» WORK TASK: The records below need to be repeated exactly, with every picture left out.

(Data records for software interfaces)
= Beginning of Section =

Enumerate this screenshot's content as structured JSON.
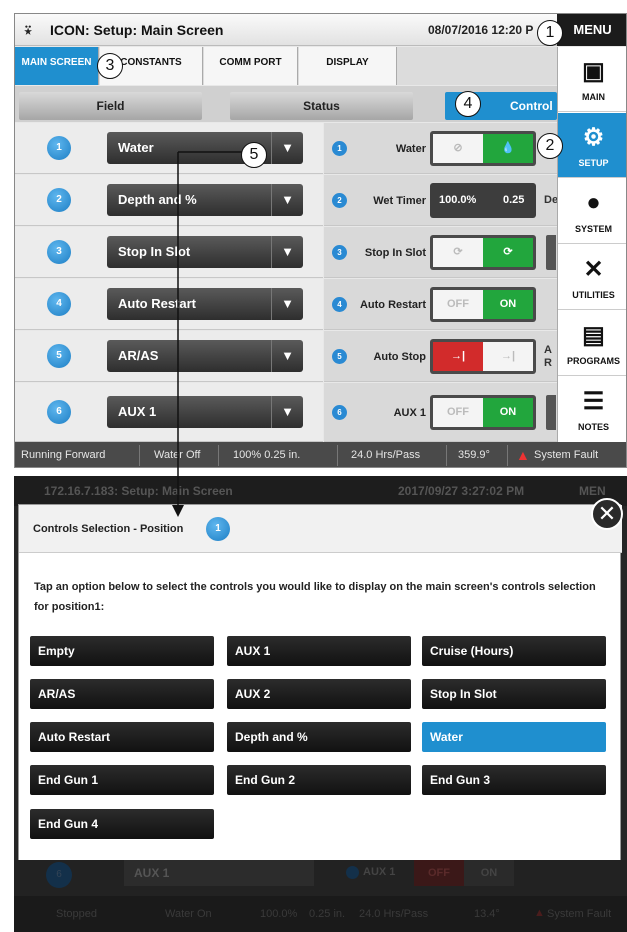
{
  "top": {
    "logo": "⍣",
    "title": "ICON: Setup: Main Screen",
    "datetime": "08/07/2016 12:20 P",
    "menu_label": "MENU",
    "tabs": [
      "MAIN SCREEN",
      "CONSTANTS",
      "COMM PORT",
      "DISPLAY"
    ],
    "subtabs": [
      "Field",
      "Status",
      "Control"
    ],
    "rows": [
      {
        "num": "1",
        "dropdown": "Water",
        "label": "Water"
      },
      {
        "num": "2",
        "dropdown": "Depth and %",
        "label": "Wet Timer"
      },
      {
        "num": "3",
        "dropdown": "Stop In Slot",
        "label": "Stop In Slot"
      },
      {
        "num": "4",
        "dropdown": "Auto Restart",
        "label": "Auto Restart"
      },
      {
        "num": "5",
        "dropdown": "AR/AS",
        "label": "Auto Stop"
      },
      {
        "num": "6",
        "dropdown": "AUX 1",
        "label": "AUX 1"
      }
    ],
    "wet_timer": {
      "percent": "100.0%",
      "depth": "0.25",
      "cut": "De"
    },
    "toggle_off": "OFF",
    "toggle_on": "ON",
    "auto_stop_cut": "A",
    "auto_stop_cut2": "R",
    "menu_items": [
      "MAIN",
      "SETUP",
      "SYSTEM",
      "UTILITIES",
      "PROGRAMS",
      "NOTES"
    ],
    "status": {
      "running": "Running Forward",
      "water": "Water Off",
      "percent": "100% 0.25 in.",
      "hrs": "24.0 Hrs/Pass",
      "angle": "359.9°",
      "fault": "System Fault"
    }
  },
  "callouts": [
    "1",
    "2",
    "3",
    "4",
    "5"
  ],
  "bottom": {
    "dim_header": "172.16.7.183: Setup: Main Screen",
    "dim_datetime": "2017/09/27 3:27:02 PM",
    "dim_menu": "MEN",
    "modal_title": "Controls Selection - Position",
    "modal_num": "1",
    "description": "Tap an option below to select the controls you would like to display on the main screen's controls selection for position1:",
    "options": [
      [
        "Empty",
        "AUX 1",
        "Cruise (Hours)"
      ],
      [
        "AR/AS",
        "AUX 2",
        "Stop In Slot"
      ],
      [
        "Auto Restart",
        "Depth and %",
        "Water"
      ],
      [
        "End Gun 1",
        "End Gun 2",
        "End Gun 3"
      ],
      [
        "End Gun 4"
      ]
    ],
    "selected": "Water",
    "close_icon": "✕",
    "dim_row": {
      "num": "6",
      "dropdown": "AUX 1",
      "label": "AUX 1",
      "off": "OFF",
      "on": "ON"
    },
    "dim_status": {
      "running": "Stopped",
      "water": "Water On",
      "percent": "100.0%",
      "depth": "0.25 in.",
      "hrs": "24.0 Hrs/Pass",
      "angle": "13.4°",
      "fault": "System Fault"
    }
  }
}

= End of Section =

» ANSWER TO THE EXERCISE:
Enumerate this screenshot's content as structured JSON.
{
  "top": {
    "logo": "⍣",
    "title": "ICON: Setup: Main Screen",
    "datetime": "08/07/2016 12:20 P",
    "menu_label": "MENU",
    "tabs": [
      "MAIN SCREEN",
      "CONSTANTS",
      "COMM PORT",
      "DISPLAY"
    ],
    "subtabs": [
      "Field",
      "Status",
      "Control"
    ],
    "rows": [
      {
        "num": "1",
        "dropdown": "Water",
        "label": "Water"
      },
      {
        "num": "2",
        "dropdown": "Depth and %",
        "label": "Wet Timer"
      },
      {
        "num": "3",
        "dropdown": "Stop In Slot",
        "label": "Stop In Slot"
      },
      {
        "num": "4",
        "dropdown": "Auto Restart",
        "label": "Auto Restart"
      },
      {
        "num": "5",
        "dropdown": "AR/AS",
        "label": "Auto Stop"
      },
      {
        "num": "6",
        "dropdown": "AUX 1",
        "label": "AUX 1"
      }
    ],
    "wet_timer": {
      "percent": "100.0%",
      "depth": "0.25",
      "cut": "De"
    },
    "toggle_off": "OFF",
    "toggle_on": "ON",
    "auto_stop_cut": "A",
    "auto_stop_cut2": "R",
    "menu_items": [
      "MAIN",
      "SETUP",
      "SYSTEM",
      "UTILITIES",
      "PROGRAMS",
      "NOTES"
    ],
    "status": {
      "running": "Running Forward",
      "water": "Water Off",
      "percent": "100% 0.25 in.",
      "hrs": "24.0 Hrs/Pass",
      "angle": "359.9°",
      "fault": "System Fault"
    }
  },
  "callouts": [
    "1",
    "2",
    "3",
    "4",
    "5"
  ],
  "bottom": {
    "dim_header": "172.16.7.183: Setup: Main Screen",
    "dim_datetime": "2017/09/27 3:27:02 PM",
    "dim_menu": "MEN",
    "modal_title": "Controls Selection - Position",
    "modal_num": "1",
    "description": "Tap an option below to select the controls you would like to display on the main screen's controls selection for position1:",
    "options": [
      [
        "Empty",
        "AUX 1",
        "Cruise (Hours)"
      ],
      [
        "AR/AS",
        "AUX 2",
        "Stop In Slot"
      ],
      [
        "Auto Restart",
        "Depth and %",
        "Water"
      ],
      [
        "End Gun 1",
        "End Gun 2",
        "End Gun 3"
      ],
      [
        "End Gun 4"
      ]
    ],
    "selected": "Water",
    "close_icon": "✕",
    "dim_row": {
      "num": "6",
      "dropdown": "AUX 1",
      "label": "AUX 1",
      "off": "OFF",
      "on": "ON"
    },
    "dim_status": {
      "running": "Stopped",
      "water": "Water On",
      "percent": "100.0%",
      "depth": "0.25 in.",
      "hrs": "24.0 Hrs/Pass",
      "angle": "13.4°",
      "fault": "System Fault"
    }
  }
}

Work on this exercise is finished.